__Data records for software interfaces__:

########################################

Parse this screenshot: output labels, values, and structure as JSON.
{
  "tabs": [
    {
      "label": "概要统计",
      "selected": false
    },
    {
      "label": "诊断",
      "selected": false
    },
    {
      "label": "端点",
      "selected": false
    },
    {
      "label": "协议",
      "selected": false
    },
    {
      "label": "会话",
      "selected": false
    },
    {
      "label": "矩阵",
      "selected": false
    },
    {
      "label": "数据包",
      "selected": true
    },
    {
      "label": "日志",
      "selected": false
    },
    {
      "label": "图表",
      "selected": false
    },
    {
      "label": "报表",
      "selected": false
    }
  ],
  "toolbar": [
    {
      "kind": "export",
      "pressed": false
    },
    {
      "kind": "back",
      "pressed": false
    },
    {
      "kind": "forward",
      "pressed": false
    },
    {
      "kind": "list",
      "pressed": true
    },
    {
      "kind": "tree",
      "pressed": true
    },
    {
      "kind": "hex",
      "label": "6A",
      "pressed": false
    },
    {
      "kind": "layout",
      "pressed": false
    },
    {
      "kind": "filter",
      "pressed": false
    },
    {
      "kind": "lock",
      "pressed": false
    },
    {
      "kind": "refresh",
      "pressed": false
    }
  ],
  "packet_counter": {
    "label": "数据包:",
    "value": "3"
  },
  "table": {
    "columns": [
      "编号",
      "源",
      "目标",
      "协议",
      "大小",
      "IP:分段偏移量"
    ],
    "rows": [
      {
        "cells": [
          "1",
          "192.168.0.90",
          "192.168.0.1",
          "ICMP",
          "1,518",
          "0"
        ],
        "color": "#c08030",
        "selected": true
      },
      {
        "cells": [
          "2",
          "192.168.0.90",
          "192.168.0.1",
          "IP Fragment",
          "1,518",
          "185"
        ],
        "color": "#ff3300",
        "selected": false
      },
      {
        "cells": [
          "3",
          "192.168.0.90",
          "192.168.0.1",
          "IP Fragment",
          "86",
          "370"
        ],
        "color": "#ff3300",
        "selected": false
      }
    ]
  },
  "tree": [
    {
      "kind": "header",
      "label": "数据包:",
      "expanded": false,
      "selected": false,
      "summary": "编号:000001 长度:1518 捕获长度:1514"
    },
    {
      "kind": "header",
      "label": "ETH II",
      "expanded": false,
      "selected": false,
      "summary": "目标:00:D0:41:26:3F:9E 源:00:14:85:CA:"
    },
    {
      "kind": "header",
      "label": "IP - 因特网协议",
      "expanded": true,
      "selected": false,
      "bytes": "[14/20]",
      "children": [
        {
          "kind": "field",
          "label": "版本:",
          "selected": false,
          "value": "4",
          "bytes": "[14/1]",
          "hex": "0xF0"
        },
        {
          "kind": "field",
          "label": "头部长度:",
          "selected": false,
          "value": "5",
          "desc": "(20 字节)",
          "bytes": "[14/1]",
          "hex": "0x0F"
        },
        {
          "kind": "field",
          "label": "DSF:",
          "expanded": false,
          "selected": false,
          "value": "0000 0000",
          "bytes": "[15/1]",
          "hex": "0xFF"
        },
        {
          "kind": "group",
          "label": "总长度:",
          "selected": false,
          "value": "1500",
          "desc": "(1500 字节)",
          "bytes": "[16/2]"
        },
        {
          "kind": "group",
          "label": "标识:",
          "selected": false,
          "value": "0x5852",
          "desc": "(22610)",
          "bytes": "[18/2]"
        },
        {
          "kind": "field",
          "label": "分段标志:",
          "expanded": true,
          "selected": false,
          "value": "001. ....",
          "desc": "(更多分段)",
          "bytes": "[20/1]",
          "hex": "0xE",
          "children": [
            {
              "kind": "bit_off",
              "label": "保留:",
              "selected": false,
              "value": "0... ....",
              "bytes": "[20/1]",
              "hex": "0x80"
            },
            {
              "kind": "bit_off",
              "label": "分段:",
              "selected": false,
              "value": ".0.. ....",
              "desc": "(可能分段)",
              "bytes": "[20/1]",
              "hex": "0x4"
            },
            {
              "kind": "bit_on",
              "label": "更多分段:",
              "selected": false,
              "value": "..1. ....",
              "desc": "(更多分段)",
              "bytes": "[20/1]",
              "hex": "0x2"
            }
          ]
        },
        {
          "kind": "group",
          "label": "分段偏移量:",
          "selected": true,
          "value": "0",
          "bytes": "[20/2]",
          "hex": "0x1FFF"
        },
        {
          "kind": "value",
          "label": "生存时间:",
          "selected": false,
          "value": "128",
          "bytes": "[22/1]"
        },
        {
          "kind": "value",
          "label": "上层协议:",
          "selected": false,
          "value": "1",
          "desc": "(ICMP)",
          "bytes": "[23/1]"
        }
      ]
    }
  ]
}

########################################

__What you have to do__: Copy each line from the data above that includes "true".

__Exercise solution__:
      "selected": true
      "pressed": true
      "pressed": true
        "selected": true
      "expanded": true,
          "expanded": true,
          "selected": true,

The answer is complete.